An ongoing opportunity to donate gently used children’s books to needy Cleveland-area youth now is available to Solon residents.
Through a partnership of Solon City Schools and the Solon Senior Center with the Kids’ Book Bank in Cleveland, residents can deposit the children’s books they no longer need in bins located outside of Lewis Elementary School and Solon Middle School. Volunteers from the Solon Senior Center will regularly collect the books, box them and deliver them to the Kids’ Book Bank.
Founded in late 2015 as an outgrowth of the Little Free Library movement in Cleveland, the Kids’ Book Bank provides free books to children in need. In its first three and a half years, the Kids’ Book Bank has distributed more than 2 million high-quality children’s books to more than 95,000 children and families in Greater Cleveland.
“We’ve got bins in many locations,” said Judy Payne, co-founder and executive director of the Kids’ Book Bank. “What is particularly interesting in Solon is the model of seniors working with the school district, working with us. That makes it unique and I think special. I love that the seniors are going to take the books back to the book bank. All of the other locations involved are solely the schools.”
Solon’s partnership is another example, she added, of “how things magically come together” to serve children. “It’s about community and relationships, from collecting books, to kids being offered books from somebody they know and a child able to pick the book that speaks to them. The books are mainly intended to make sure the kids have something to read when they’re home.”
In its effort to foster literacy and a love of reading, Kids’ Book Bank works through more than 1,000 partner agencies that deliver the books directly to the children they serve. These include Little Free Libraries’ agencies that teach parents and caregivers to read with their children, as well as schools, childcare centers and after-school programs. Donated books go to children in school districts with a minimum of 65 percent eligible for the free or reduced lunch program.
Kids’ Book Bank seeks donations ranging from board books to young adult literature. “Our greatest need is board books through early reader and books reflecting diversity,” Ms. Payne said.
“We’re very thankful and excited about our partnership with the Solon Senior Center,” said Tamara Strom, director of communication services for the Solon City School District. “We already have collections throughout the school year for the Kids’ Book Bank. They’ll continue, and we’ll step that up. These will include themed collections such as nonfiction week or poetry books. It will give people a chance to look through their bookshelves in a different way and participate throughout the year. We’ll keep a continual flow going.”The bins will serve as “a touch point” for students to realize other children do not have the resources they have.

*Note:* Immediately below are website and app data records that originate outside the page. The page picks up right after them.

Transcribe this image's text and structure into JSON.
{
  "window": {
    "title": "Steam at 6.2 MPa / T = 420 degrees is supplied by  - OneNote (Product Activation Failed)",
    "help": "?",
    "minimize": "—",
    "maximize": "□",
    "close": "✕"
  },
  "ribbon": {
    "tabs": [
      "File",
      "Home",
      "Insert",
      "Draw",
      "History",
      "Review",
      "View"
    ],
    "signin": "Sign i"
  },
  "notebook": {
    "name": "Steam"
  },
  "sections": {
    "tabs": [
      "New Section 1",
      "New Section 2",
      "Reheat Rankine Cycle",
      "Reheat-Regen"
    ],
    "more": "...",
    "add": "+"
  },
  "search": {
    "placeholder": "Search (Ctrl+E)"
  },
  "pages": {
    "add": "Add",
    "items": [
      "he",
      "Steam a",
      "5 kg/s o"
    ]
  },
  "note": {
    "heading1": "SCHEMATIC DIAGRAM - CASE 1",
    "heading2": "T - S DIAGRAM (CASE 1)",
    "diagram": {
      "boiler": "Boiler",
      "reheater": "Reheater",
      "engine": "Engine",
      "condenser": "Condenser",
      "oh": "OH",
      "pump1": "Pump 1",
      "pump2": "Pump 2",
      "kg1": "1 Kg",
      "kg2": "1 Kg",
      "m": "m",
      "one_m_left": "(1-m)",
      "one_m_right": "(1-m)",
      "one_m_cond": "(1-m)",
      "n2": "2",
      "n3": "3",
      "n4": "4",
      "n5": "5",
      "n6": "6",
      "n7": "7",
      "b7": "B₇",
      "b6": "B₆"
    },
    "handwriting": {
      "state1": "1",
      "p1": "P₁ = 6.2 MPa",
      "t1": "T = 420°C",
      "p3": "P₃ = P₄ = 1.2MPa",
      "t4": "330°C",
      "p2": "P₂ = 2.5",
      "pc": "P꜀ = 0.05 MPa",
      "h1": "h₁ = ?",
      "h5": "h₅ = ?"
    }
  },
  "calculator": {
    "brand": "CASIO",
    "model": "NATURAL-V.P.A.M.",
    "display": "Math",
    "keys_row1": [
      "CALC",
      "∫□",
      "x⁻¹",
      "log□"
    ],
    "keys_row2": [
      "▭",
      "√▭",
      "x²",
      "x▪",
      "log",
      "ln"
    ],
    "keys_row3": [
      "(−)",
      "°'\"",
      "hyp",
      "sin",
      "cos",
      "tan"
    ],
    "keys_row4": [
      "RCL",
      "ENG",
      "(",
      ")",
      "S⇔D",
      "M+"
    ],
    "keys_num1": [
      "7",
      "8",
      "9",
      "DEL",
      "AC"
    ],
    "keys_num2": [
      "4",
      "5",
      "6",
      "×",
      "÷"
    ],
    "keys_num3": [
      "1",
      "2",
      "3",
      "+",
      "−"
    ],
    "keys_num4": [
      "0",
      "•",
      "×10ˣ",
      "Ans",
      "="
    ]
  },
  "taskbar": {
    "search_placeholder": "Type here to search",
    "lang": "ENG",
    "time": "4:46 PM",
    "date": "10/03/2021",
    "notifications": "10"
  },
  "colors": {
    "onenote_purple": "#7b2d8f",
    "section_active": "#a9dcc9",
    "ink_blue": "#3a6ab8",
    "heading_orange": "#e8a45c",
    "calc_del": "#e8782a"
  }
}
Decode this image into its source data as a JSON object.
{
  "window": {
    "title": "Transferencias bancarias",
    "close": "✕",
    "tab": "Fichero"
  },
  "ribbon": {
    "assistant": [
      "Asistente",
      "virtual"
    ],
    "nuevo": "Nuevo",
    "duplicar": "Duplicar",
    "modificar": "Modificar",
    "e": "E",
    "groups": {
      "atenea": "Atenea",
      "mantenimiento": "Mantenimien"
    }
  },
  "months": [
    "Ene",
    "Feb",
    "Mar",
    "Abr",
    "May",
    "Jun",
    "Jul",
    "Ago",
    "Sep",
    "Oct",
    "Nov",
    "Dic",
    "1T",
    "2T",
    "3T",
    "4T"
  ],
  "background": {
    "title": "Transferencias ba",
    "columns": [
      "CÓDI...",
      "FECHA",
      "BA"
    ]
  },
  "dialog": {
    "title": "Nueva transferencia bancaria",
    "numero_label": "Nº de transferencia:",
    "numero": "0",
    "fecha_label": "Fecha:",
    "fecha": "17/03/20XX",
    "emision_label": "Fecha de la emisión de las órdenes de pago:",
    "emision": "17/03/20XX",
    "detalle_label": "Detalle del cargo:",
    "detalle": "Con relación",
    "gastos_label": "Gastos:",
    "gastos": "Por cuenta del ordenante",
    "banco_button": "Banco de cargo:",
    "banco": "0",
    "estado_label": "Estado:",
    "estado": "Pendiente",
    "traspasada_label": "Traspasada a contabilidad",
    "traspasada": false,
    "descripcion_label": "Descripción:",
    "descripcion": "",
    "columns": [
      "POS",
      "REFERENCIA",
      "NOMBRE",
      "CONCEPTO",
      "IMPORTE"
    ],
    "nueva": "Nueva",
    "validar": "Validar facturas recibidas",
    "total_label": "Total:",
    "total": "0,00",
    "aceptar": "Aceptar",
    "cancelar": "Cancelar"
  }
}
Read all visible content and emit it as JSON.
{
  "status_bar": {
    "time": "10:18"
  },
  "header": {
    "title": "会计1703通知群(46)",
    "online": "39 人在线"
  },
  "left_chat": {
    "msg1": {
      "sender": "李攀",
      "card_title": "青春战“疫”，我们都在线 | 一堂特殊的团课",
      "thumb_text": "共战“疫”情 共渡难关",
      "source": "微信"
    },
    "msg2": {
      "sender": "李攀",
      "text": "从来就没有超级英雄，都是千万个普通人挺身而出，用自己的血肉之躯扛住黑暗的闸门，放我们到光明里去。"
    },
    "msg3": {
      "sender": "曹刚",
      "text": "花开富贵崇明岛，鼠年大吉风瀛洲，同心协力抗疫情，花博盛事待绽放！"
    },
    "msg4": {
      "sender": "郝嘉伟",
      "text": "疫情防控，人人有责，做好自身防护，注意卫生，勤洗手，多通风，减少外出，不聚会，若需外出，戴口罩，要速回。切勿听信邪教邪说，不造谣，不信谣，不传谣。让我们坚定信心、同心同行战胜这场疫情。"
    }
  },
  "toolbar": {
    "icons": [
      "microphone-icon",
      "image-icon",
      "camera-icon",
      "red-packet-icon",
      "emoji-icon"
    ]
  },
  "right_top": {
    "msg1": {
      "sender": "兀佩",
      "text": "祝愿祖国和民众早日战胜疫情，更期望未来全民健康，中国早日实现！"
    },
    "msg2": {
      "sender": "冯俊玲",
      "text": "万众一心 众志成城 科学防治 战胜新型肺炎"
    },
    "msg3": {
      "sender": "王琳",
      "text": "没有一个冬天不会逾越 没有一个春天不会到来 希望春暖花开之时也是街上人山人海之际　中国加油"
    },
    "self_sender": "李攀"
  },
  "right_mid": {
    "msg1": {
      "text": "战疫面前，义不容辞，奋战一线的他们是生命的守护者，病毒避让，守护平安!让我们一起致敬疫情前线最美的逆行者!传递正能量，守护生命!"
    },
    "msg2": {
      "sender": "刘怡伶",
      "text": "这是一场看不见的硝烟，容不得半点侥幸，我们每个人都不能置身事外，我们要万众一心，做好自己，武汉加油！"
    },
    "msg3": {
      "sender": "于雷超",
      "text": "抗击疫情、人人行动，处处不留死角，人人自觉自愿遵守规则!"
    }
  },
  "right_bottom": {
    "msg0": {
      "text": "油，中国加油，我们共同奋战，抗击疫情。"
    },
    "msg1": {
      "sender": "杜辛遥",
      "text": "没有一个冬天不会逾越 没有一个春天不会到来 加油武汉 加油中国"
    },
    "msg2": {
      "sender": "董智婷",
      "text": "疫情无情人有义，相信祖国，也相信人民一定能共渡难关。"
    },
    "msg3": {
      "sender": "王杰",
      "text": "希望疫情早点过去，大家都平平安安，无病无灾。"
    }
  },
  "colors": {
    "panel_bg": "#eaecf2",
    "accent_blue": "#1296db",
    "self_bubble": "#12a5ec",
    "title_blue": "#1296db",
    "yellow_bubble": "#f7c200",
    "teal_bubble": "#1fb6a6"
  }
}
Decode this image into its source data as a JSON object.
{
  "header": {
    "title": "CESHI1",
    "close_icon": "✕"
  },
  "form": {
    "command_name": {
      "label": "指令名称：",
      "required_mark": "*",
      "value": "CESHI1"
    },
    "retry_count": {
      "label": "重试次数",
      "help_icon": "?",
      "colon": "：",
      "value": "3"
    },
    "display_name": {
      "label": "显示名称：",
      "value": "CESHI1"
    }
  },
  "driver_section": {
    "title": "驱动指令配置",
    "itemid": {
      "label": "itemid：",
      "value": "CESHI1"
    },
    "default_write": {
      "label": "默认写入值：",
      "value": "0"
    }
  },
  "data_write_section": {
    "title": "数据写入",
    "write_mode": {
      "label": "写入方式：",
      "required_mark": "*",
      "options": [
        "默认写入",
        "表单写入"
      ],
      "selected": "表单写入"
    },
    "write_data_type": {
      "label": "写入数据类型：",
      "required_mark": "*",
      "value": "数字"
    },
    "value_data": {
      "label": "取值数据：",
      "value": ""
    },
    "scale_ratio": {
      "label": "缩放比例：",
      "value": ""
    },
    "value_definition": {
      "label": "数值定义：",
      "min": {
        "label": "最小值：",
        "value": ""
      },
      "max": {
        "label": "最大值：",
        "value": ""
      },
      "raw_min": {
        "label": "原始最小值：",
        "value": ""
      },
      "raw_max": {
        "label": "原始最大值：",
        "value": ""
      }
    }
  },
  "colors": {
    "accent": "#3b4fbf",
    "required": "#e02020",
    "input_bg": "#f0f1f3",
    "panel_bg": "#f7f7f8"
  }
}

The two bins at Solon Schools are easy to find, Ms. Strom said. They are located next to paper recycling bins at the west side of the parking lot at Lewis Elementary School, 32345 Cannon Road, and east side of the parking lot at the middle school, 6835 SOM Center Road. “Once you pull in, you can’t miss them.”
Senior Center Director Jill Frankel said she heard about the Kids Book Bank’s interest in having book collections from Solon residents Suzanne and Egon Singerman, who had volunteered at the book bank’s Perkins Avenue location.
“They thought it would be a perfect fit, knowing the Kids’ Book Bank’s needs and Judy’s quest to come out to Solon,” Ms. Frankel said. “Once Judy and I connected, I understood that this was important. I felt that it was a project our older adults would be interested in. We have many members looking for volunteer experience in our community.”
“We have a lot of retired teachers who are interested in the project,” Ms. Frankel added. “It’s great to work with the schools as often as we can.”
Senior Center volunteers will be picking up the books from the bins and taking them down to the book bank, where they will assist in sorting and preparing books for distribution, Ms. Frankel said. They will also bring back books for needy families served by the Solon Mobile Pantry, a monthly food distribution at the Church of the Resurrection. The pantry, supported by the Rotary Club of Solon, is a collaborative effort with the Cleveland Food Bank and local civic and faith-based organizations.
Ms. Frankel said volunteers are tentatively planning a weekly pickup at the bins and a monthly trip to the book bank.“We’re hoping for a surge,” she said, with the beginning of the school year. With school starting Aug. 21, it’s the perfect time to clear the shelves for new books in the year ahead.
For more information, visit www.kidsbookbank.org.